Entries from a dataset of interfaces
[Start of section]

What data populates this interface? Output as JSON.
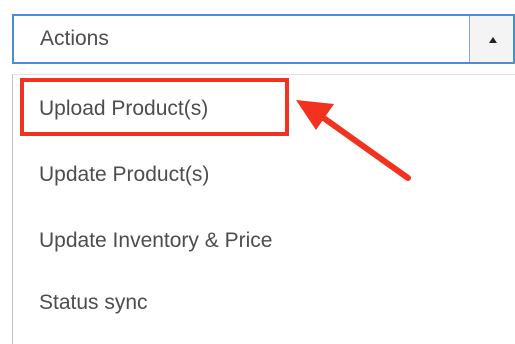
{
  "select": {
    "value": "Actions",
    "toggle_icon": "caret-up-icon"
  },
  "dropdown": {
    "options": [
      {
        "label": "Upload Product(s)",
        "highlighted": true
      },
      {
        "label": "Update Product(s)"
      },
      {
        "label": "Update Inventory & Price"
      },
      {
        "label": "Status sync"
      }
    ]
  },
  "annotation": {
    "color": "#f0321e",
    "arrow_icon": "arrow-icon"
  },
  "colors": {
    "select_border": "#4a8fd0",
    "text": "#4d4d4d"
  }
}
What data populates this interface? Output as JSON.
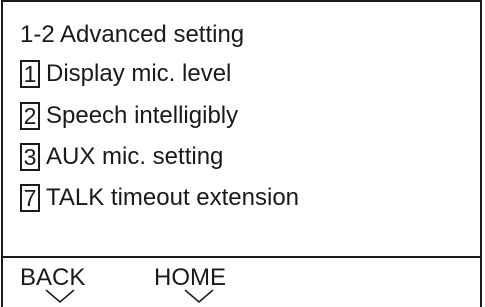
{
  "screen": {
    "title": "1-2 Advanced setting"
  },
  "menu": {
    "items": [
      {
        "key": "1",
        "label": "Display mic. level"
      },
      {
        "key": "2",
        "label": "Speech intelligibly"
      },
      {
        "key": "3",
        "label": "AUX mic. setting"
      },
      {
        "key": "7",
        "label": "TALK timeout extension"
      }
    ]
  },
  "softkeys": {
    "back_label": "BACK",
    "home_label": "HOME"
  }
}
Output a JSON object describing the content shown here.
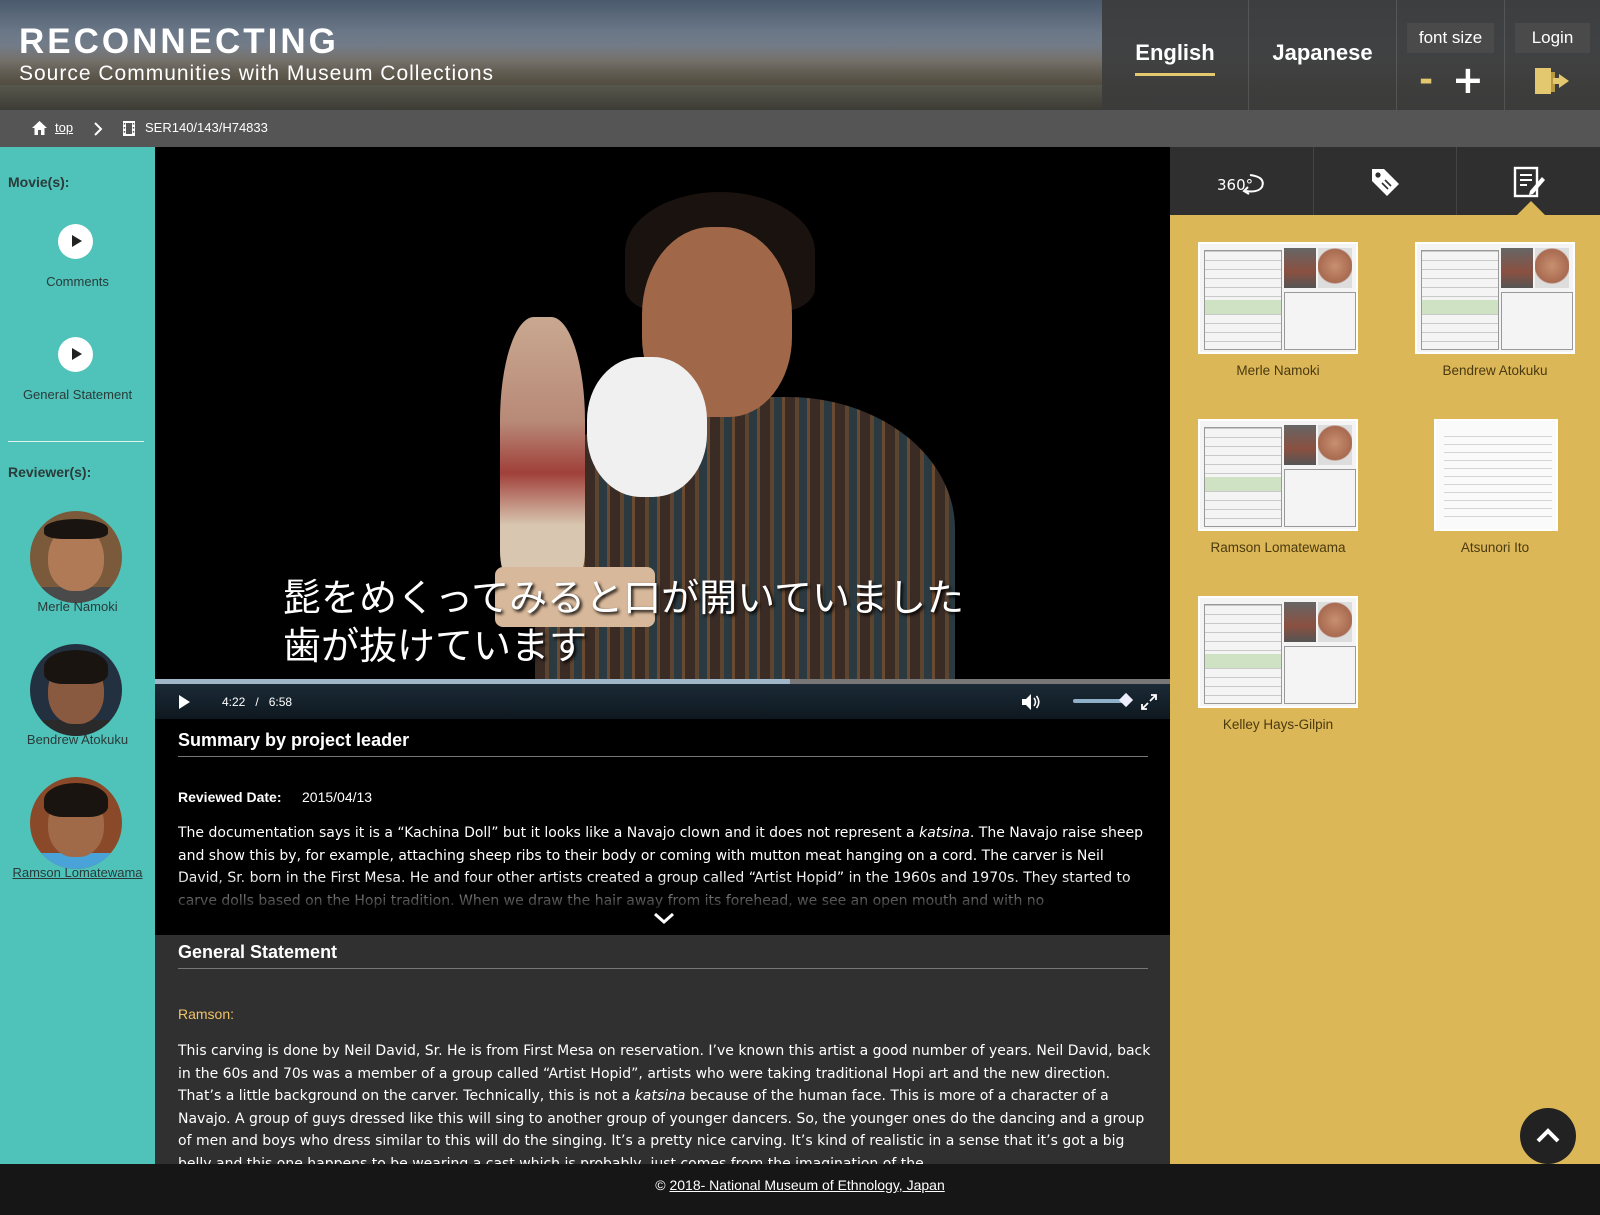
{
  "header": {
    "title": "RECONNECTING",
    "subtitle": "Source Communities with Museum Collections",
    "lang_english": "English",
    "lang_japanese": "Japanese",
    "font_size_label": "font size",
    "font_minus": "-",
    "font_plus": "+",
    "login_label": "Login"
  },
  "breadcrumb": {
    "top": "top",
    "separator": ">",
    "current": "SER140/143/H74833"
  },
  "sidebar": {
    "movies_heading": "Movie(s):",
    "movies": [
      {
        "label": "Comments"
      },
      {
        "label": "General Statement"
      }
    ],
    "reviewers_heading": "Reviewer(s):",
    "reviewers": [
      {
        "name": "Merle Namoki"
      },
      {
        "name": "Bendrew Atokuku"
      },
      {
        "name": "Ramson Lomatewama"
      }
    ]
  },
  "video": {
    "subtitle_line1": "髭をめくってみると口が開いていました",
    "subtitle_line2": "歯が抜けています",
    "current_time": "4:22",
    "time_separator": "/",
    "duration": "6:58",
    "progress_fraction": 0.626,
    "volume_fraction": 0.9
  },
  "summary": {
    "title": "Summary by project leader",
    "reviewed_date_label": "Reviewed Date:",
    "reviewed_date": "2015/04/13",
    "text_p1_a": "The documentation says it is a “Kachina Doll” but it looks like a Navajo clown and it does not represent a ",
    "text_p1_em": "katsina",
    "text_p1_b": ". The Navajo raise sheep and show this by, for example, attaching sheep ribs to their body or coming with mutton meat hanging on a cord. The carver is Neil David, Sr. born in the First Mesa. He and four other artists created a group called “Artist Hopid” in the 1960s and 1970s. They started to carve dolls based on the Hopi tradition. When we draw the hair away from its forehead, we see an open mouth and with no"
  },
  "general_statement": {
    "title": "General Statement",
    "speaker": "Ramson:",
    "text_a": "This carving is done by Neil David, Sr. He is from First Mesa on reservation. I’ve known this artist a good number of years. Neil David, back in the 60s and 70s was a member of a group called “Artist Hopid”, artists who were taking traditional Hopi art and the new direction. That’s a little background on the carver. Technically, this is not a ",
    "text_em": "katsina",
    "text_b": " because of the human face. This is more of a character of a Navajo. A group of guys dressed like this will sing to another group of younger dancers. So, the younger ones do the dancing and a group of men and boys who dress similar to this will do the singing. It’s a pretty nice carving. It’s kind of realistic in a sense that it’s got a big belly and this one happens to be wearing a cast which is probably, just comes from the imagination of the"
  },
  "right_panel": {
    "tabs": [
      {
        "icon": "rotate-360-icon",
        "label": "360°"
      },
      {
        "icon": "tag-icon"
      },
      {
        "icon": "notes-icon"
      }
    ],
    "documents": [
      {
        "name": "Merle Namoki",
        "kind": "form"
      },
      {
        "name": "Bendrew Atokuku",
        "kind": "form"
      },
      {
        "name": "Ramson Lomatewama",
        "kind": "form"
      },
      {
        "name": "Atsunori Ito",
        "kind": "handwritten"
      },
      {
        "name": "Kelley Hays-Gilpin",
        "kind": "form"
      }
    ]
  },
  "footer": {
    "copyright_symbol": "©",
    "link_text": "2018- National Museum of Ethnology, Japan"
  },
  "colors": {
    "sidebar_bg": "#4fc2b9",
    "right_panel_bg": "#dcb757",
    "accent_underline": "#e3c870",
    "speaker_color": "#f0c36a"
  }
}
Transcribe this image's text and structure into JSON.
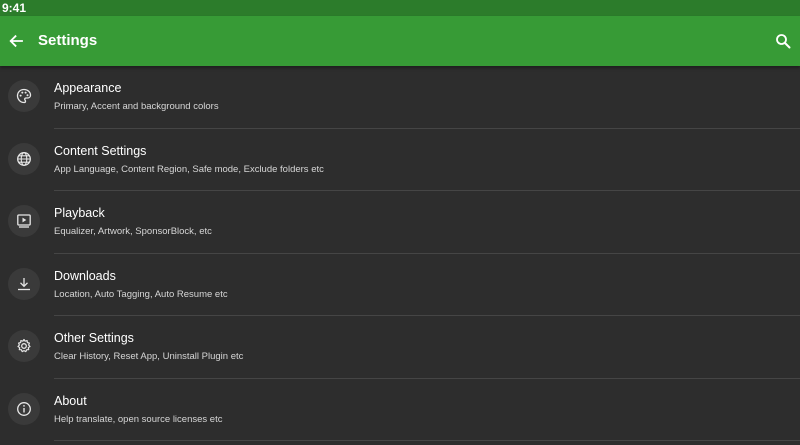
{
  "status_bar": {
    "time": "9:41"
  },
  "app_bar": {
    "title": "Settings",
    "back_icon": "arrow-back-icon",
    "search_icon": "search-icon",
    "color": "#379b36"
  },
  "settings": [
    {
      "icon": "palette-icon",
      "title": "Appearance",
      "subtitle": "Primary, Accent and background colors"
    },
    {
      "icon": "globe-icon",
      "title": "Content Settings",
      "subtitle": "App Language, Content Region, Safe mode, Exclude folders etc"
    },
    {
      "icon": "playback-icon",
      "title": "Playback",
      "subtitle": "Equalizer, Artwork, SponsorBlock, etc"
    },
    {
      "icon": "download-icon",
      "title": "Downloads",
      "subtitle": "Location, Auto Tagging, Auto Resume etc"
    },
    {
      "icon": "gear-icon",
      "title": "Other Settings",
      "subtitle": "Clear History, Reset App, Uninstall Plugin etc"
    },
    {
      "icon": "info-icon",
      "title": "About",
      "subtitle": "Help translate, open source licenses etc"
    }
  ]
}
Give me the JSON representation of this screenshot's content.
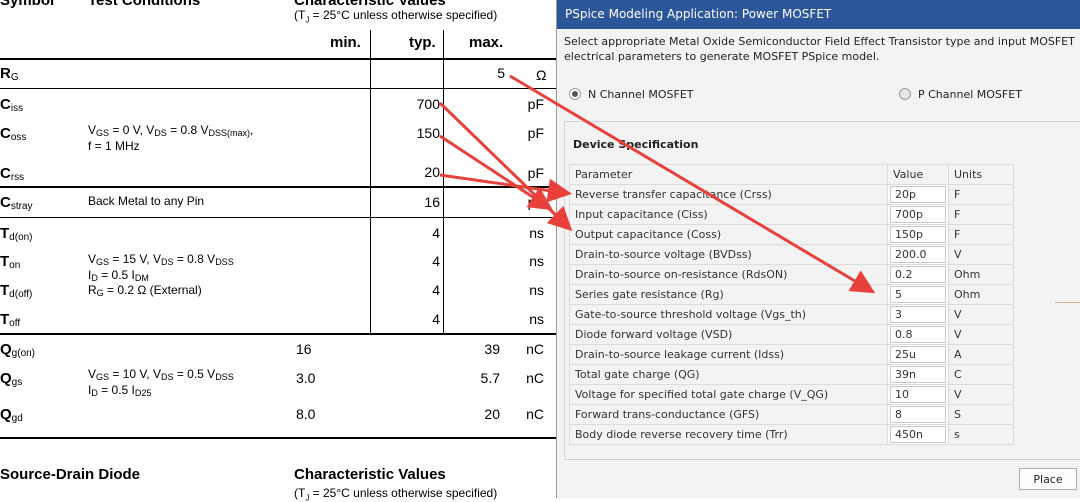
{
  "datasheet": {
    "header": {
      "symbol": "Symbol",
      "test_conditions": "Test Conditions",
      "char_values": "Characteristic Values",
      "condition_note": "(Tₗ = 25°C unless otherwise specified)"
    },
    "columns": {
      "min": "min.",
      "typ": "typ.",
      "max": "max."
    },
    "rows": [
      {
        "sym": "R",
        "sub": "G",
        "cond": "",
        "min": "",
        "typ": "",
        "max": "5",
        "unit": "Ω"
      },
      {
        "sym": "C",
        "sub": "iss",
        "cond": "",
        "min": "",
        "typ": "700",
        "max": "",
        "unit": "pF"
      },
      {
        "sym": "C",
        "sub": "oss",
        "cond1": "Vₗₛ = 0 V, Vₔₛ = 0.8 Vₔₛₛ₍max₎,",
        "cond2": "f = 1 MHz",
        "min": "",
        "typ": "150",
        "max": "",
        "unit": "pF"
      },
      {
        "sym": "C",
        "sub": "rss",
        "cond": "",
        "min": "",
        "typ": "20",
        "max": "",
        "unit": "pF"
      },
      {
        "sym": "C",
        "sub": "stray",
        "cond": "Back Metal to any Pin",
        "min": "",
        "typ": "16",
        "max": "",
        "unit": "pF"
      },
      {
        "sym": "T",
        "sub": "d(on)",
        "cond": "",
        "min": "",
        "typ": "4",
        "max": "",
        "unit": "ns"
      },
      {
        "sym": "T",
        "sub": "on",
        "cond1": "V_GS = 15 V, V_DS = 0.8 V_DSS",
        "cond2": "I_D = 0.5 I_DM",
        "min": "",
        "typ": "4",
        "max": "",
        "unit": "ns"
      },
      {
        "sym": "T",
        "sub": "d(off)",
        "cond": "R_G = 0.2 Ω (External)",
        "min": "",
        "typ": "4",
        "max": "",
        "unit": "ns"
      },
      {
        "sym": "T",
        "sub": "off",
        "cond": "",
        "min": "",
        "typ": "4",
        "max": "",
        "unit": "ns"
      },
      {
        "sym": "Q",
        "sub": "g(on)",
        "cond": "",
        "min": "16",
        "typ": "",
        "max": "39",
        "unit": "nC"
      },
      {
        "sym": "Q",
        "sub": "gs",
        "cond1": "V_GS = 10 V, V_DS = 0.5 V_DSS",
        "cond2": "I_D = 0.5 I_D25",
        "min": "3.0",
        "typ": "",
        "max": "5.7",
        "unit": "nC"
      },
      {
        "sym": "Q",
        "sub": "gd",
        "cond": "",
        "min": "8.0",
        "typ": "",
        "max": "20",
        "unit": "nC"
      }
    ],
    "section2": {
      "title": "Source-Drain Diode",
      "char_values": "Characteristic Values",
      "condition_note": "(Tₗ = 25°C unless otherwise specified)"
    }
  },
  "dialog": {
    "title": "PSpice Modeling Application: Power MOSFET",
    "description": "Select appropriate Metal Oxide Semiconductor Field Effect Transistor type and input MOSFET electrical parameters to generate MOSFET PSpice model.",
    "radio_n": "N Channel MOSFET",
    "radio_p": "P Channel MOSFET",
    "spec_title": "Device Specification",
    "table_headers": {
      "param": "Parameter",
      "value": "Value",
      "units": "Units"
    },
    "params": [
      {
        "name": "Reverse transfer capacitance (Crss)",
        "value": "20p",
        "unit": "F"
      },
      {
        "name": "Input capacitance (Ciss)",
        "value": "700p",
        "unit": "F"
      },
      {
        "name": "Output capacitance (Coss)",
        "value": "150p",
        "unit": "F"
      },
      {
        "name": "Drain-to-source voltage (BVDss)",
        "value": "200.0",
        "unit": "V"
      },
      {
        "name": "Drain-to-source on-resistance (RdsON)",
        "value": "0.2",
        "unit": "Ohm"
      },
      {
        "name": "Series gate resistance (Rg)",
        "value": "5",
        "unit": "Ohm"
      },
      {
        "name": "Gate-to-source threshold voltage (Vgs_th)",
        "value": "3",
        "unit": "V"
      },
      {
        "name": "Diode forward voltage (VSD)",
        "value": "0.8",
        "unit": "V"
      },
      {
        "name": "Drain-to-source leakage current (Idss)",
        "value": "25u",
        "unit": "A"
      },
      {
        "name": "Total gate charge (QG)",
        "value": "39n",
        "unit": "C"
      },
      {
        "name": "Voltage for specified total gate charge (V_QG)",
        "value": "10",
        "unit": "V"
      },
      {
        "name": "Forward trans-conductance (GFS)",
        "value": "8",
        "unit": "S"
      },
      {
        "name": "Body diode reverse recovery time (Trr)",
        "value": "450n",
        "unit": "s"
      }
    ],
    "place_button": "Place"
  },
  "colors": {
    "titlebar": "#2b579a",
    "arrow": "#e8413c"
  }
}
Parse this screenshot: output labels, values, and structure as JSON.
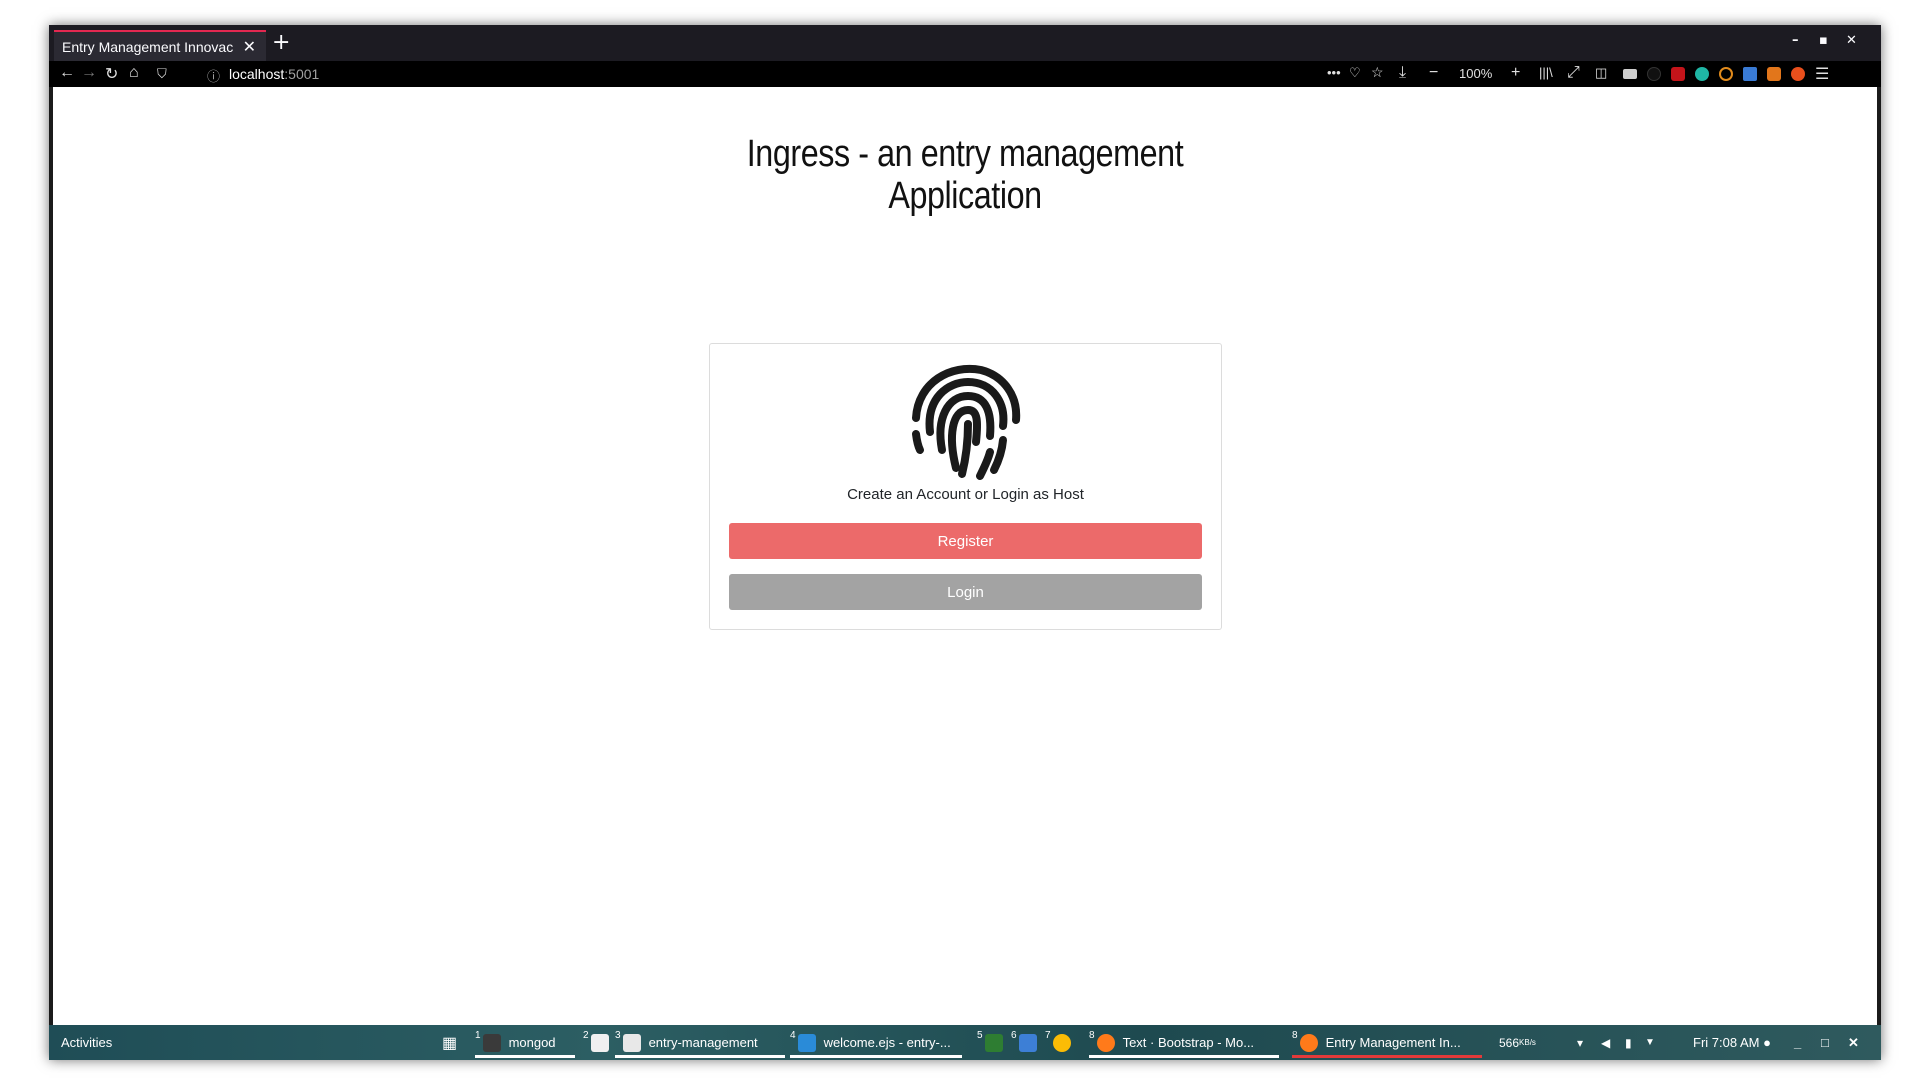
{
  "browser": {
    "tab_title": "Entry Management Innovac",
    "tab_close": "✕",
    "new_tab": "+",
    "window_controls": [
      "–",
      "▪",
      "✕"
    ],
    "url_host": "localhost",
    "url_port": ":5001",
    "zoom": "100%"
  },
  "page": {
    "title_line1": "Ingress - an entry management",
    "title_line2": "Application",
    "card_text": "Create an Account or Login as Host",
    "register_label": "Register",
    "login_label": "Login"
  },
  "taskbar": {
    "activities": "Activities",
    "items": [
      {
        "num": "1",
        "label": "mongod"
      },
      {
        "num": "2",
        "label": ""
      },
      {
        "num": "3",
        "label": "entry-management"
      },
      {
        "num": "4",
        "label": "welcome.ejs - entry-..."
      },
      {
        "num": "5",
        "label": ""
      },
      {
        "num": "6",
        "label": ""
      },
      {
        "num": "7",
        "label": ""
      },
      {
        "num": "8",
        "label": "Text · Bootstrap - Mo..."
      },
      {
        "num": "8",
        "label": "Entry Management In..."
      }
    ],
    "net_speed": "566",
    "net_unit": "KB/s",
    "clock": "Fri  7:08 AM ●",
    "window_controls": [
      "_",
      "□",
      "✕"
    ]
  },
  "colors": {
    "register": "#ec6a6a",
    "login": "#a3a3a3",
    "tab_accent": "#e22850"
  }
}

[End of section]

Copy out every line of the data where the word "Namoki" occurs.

Task output:
        "name": "Merle Namoki"
        "name": "Merle Namoki",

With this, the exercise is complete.